|Random House UK Transworld Publishers|
January 14 2016
Sometimes a book hits my book radar long before it's published and there has been a fair amount of hype on social media about The Widow, so my expectation was high long before I started to read what is being hailed as the psychological thriller of 2016. Despite the hype, I always try to have an open mind about any book I read, preferring, where I can, to make up my own mind.
And so to The Widow, which, for me, has all the elements of a highly inventive story. The eponymous widow, Jean Taylor, is our guide over much of the story, she's the quintessential unstable narrator, because, as the books flips around in time, we are never quite sure of what to make of her.
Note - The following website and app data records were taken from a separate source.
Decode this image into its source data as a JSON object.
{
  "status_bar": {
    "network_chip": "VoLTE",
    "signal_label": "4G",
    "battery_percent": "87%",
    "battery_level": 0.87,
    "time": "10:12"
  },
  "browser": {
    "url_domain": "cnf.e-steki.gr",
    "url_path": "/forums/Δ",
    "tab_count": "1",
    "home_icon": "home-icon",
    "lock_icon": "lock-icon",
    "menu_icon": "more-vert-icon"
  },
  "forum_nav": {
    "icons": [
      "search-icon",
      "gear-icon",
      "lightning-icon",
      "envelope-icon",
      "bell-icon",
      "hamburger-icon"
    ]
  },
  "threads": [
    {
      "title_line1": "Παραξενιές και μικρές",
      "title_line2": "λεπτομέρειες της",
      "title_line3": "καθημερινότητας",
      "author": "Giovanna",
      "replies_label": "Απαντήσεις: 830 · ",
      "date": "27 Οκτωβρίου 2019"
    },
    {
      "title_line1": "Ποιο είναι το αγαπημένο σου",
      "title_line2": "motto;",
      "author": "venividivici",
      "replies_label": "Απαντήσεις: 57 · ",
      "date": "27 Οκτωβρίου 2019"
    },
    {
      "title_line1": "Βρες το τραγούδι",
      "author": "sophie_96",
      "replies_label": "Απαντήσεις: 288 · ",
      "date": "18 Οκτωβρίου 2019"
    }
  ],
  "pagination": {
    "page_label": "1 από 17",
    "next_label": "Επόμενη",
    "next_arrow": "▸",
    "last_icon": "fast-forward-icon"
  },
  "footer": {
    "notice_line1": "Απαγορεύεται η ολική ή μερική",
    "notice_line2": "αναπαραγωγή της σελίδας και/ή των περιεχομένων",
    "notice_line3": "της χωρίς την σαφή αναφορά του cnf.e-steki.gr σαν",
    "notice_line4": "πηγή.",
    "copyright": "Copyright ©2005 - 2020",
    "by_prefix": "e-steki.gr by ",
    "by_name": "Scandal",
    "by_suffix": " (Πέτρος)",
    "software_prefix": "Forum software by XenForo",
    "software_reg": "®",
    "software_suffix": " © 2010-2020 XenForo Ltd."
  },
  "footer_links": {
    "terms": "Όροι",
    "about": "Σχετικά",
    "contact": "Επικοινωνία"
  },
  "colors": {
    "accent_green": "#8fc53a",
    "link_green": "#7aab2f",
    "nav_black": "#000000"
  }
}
We know at the very start of the novel that her husband, Glen, is dead, that comes as no spoiler, after all, the clue is in the title, but, as this rather tragic story starts to unfold, do I really believe Jean’s version of events, can I reconcile what’s happening behind closed doors, with the naivety of a woman who disregards her husband’s rather bizarre behaviour as his bit of ‘nonsense’?
I am quite taken with this newly emerging domestic noir genre, and I quite believe that The Widow is up there with the best of them. It’s a clever book, well controlled but not overly demonstrative. It has a quiet confidence and a really subtle touch, and the narrative very quickly draws you into a story of two people who are each superbly flawed, and it must be said, totally unlikable, but for very different reasons. Glen Taylor has no redeeming features, he’s dark and dirty, a dangerous manipulator who schemes and plans and ever so subtly undermines everything that is right and proper. And then there’s Jean the widow, alone, vulnerable, carrying secrets and making up lies, twisting the truth, planning small victories as she sees them, but with long reaching repercussions.
I’m not going to tell you anything about the plot, counter plot and all the manipulations that occur as that would be to do the author a complete disservice. What I will say is that I read the story quickly, starting it early one morning as heavy clouds overhead started to snow, and so the coldness of the story started to seep into my bones, and I found that I couldn’t leave the book alone until, with tired eyes, I had read the story in one sitting.
Some people have felt a bit let down by the ending, but I think that it was a perfectly acceptable way to wrap up the story. I agree that’s there’s no dramatic dénouement, but for me that’s where the strength of the story lies, in the multi-layered minutiae of ordinary lives, which should have been oh, so normal and yet, which, in the final analysis, went horribly wrong.
Best read with honey laced, frothy hot milk and chunks of bitter chocolate.
Thanks to NetGalley and Random House UK, Transworld Publishers, Bantam Press
for my copy of The Widow.